Defendant argued that his judgment of conviction contained an erroneous term of life in prison. The court disagreed, reasoning that it had previously decided that the erroneous term was corrected by the statutory changes and accordingly the term in defendant’s judgment was no longer erroneous. The trial court’s grant of the motion to correct the judgment was reversed.
State v. Hubbard 290 Or App 640 (March 7, 2018) (Garratt, J.)
- TRIAL PROCEDURE -- Motions for judgment of acquittal
Defendant was accused of committing theft “on or about July 21,” but the evidence at trial established that the theft occurred on July 19. The trial court did not err by denying defendant’s motion for judgment of acquittal, because the two-day difference was “neither material nor prejudicial.” Affirmed.
State v. Stavenjord 290 Or App 669 (March 7, 2018) (Aoyagi, J.)
- SEARCH AND SEIZURE -- Inventory
Inventory policy that authorized opening all closed containers was invalid, and thus could not be used to support an inevitable-discovery argument, even as to evidence that was not in a closed container.
Defendant was arrested for harassment.
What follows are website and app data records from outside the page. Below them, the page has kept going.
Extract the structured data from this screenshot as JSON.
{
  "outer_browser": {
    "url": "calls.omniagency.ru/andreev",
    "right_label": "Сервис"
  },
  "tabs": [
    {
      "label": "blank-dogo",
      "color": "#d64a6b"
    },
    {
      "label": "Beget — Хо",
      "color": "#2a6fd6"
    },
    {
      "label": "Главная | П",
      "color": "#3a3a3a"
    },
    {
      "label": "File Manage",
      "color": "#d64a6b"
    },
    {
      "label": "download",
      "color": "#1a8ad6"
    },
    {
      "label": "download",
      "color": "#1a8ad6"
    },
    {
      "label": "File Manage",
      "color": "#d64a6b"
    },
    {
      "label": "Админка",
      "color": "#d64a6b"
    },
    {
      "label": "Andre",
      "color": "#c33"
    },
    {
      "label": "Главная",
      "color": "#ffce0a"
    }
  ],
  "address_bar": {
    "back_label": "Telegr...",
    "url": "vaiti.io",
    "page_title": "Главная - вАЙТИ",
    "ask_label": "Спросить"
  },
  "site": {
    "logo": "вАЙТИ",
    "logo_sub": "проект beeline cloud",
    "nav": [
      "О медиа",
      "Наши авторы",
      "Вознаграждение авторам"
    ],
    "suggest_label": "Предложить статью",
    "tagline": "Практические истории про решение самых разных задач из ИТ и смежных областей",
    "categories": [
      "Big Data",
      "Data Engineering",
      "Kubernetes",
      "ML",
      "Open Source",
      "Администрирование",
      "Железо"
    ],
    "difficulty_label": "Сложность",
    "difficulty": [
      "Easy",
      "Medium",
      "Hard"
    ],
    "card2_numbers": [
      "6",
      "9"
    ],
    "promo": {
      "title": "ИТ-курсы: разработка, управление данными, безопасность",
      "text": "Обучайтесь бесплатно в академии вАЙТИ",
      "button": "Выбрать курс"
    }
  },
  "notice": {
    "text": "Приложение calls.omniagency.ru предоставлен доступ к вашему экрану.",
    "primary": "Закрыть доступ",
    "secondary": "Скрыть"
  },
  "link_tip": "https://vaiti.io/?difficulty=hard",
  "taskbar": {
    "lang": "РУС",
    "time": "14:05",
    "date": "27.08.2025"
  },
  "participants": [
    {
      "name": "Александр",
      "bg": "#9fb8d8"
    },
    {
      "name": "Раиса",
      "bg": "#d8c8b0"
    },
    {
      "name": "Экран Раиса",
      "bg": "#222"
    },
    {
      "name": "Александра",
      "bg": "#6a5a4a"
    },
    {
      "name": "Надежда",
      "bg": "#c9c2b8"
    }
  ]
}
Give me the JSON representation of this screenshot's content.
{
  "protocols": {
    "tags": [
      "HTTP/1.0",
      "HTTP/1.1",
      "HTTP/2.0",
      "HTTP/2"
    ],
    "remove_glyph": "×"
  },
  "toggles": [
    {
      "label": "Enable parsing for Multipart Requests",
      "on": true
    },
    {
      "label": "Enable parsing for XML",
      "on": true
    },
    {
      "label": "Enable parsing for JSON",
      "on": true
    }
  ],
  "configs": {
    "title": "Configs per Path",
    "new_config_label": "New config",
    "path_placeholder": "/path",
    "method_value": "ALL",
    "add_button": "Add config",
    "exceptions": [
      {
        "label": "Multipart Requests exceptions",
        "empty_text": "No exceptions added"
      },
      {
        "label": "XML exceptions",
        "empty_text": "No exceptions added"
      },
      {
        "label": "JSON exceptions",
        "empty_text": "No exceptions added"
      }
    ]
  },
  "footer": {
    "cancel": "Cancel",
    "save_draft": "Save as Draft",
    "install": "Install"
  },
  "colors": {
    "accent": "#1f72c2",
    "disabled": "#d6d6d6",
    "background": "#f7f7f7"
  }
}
During his arrest, police searched his pocket and located methamphetamine, and no exception to the warrant requirement justified that search. In response to defendant’s motion to suppress, the state argued that the evidence would have been inevitably discovered pursuant to the jail’s inventory policy. The inventory policy required opening closed containers, which, the court held, rendered it constitutionally overbroad. Accordingly, a search pursuant to the policy was not a “lawful” search satisfying the inevitable discovery doctrine. In a concurring opinion, Judge DeVore wrote that whether a search pursuant to a valid part of an inventory policy was rendered unlawful because parts of the inventory policy were invalid was not presented by this case in light of the record and the parties’ positions, and that question should be decided in an appropriate case in the future.
State v. Steele 290 Or App 675 (March 7, 2018) (Powers, J. DeVore, J., concurring)
- POST-CONVICTION RELIEF - Statutes of limitations
Post-conviction court did not err by dismissing as untimely a post-conviction petition that, petitioner alleged, was not timely filed because of his mental disabilities. Mental disabilities are not a basis to toll the post-conviction statute of limitations. The court rejected without discussion an “undeveloped” argument that due-process principles supported the late filing.
Colon-Lebron v. Taylor 290 Or App 708 (March 7, 2018) (Per curiam)
- POST-CONVICTION RELIEF -- Church hearings
Post-conviction court did not err by failing to direct counsel to raise issues that petitioner personally wanted raised. Rather, issues that petitioner identified that were not raised by counsel may be raised in a later PCR proceeding.
Worden v. Premo 290 Or App 710 (March 7, 2018) (Per curiam)